23 mailing and getting it delivered to folks. And make sure you have the money needed to cover the postage and copying costs. e) Visibility items • While you can’t get as many words onto a sticker, button or tee-shirt that you can on a leaflet, you can send a clear and strong message without spending too much money o stickers are cheaper to print and easy to get up – but be sure the go in places they are legally allowed to go! o buttons are more durable but cost more to produce o tee-shirts are especially good in warmer weather and are best when they are produced early enough to have a long shelf life f) Media • do your best to get free media – commonly known as “earned media” o send out press advisories and press releases o organize a press conference or other event aimed at getting media attention o send letters to the editor o have people call into radio talk shows o try to have an opinion piece or guest editorial printed o send the information to the “community calendar” or “bulletin board” listings at many media outlets • if you have the resources, purchase media o ads in print outlets o radio ads o TV ads

4) Making an outreach plan Your outreach plans should be part of, and integrated into, your overall campaign plans. It’s not enough to say that outreach will be a part of your work.

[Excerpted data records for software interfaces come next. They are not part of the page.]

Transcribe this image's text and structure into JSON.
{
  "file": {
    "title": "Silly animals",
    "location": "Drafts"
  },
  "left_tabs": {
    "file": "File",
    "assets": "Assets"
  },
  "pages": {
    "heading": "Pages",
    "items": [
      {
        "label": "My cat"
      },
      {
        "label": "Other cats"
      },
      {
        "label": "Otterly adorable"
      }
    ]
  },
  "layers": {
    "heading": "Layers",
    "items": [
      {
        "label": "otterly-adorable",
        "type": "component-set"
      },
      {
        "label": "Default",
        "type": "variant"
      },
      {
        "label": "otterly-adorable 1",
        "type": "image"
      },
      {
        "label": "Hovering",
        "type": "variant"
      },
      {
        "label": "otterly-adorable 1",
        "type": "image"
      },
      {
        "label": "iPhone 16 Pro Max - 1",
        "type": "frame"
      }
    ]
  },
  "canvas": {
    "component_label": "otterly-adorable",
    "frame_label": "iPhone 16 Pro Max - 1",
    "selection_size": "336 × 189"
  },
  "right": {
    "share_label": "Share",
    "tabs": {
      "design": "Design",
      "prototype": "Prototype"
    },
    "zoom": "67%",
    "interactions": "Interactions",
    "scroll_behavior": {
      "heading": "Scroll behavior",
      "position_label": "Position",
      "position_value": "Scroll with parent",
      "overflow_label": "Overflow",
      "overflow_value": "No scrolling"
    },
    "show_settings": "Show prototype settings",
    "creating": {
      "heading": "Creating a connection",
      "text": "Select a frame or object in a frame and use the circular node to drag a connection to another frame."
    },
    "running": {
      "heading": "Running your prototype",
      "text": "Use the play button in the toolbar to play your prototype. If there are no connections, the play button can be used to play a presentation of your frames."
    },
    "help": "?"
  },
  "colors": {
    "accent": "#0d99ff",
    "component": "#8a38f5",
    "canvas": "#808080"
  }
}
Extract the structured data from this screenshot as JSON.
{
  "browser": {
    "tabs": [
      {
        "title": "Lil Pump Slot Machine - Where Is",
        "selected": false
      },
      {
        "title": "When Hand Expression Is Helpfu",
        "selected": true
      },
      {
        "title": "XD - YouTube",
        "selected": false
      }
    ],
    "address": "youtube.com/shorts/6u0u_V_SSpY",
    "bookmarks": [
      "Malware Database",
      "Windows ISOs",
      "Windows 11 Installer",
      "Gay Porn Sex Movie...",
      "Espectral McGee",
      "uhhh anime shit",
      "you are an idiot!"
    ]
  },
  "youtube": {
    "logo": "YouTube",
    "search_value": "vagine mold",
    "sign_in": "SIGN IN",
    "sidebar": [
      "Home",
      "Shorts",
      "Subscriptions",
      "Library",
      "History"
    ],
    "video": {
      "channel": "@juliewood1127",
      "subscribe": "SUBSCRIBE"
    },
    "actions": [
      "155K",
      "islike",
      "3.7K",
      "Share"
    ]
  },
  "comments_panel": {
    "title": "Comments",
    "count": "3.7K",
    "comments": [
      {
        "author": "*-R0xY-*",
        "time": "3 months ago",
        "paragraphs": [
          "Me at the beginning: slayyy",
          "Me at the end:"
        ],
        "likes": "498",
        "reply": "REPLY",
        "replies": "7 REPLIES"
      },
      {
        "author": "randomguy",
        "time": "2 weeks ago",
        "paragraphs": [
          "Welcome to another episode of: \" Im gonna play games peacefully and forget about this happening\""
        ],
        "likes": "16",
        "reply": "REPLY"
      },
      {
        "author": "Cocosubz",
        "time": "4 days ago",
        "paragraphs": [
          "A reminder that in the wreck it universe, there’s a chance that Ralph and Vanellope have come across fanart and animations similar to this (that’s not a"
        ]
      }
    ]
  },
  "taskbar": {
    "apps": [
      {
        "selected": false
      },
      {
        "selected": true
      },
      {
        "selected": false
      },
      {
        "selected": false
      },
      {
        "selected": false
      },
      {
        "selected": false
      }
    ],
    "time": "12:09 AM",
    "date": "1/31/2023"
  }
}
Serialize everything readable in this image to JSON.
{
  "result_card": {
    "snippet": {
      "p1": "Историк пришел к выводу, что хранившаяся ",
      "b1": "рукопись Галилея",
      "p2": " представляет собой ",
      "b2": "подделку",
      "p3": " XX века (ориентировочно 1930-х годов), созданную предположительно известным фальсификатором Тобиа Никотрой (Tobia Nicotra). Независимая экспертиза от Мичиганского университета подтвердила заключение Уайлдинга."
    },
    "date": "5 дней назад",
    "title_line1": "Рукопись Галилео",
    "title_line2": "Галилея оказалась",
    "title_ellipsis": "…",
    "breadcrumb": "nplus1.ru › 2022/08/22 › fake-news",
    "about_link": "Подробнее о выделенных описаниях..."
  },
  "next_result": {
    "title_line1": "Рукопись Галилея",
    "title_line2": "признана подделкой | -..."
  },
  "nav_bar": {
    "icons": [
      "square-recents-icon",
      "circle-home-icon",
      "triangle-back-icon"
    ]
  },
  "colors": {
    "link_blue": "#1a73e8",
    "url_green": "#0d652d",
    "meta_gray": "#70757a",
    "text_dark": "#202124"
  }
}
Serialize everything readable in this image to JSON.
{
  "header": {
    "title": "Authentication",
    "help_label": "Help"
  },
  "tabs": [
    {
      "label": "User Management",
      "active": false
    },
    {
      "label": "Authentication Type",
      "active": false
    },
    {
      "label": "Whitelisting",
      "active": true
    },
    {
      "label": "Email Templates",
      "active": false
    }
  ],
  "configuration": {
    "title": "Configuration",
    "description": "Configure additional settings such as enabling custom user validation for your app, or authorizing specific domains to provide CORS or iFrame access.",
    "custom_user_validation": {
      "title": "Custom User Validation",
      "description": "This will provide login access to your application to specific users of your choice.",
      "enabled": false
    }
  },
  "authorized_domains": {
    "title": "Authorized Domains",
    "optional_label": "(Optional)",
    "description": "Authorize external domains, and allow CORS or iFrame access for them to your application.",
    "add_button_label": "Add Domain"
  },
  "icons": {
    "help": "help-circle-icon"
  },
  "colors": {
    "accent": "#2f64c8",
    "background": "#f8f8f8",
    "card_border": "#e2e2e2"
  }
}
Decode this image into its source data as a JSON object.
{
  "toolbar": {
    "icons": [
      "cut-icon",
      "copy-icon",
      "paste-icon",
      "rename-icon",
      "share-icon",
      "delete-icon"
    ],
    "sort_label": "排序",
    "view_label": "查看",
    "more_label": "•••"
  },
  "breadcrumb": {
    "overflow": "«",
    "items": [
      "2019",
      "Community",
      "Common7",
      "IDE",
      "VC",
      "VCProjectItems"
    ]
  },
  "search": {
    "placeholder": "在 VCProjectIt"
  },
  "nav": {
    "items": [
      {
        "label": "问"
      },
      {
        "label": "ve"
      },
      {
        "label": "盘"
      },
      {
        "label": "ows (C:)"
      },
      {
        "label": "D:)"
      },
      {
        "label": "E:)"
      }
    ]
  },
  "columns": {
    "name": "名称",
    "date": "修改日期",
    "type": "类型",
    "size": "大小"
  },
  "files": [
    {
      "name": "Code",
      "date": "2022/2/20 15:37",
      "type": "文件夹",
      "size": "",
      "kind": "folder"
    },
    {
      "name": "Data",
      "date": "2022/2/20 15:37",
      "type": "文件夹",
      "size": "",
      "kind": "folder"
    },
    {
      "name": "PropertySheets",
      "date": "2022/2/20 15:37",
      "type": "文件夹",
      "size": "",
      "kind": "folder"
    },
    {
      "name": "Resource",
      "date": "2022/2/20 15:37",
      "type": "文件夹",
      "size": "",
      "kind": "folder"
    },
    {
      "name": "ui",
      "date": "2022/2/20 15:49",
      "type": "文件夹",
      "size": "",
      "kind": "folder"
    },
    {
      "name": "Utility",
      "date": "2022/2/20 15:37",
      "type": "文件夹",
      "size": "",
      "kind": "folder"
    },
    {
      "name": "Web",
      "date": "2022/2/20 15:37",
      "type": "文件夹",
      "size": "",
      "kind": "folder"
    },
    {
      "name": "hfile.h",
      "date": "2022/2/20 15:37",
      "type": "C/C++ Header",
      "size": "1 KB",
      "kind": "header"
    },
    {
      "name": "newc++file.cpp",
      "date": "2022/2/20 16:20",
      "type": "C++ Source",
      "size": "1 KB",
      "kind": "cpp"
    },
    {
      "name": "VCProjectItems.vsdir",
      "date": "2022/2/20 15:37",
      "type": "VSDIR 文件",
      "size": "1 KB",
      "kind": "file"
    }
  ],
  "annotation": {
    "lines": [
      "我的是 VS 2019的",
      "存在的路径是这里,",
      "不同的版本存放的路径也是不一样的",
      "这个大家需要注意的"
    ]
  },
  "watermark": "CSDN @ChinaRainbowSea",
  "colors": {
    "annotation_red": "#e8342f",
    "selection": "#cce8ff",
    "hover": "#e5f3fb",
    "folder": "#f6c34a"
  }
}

You need a plan for how you will do that outreach. Some things to consider when figuring out your outreach plans: • • • • what kinds of people are interested in the issue you’re working on? given the event or activity you are inviting them to, who do you think are the people most likely to be interested in participating? are the people you want to reach in a group, organization, or other social entity - or will you mostly be trying to reach individuals? what is your goal for the number of people you want to reach - how many people you would like at your event and how many people you think you need to tell about the event in order to reach your turnout goal do you have enough people to carry out the outreach work you want to do?

24 As you make your plan, think about which outreach tools you can use, and how to put several of them together as an outreach package. It’s good to have clear priorities for your outreach: which things are must-do’s, and which are the outreach tools that you would like to use if you can. Finally, don’t be afraid to try something new!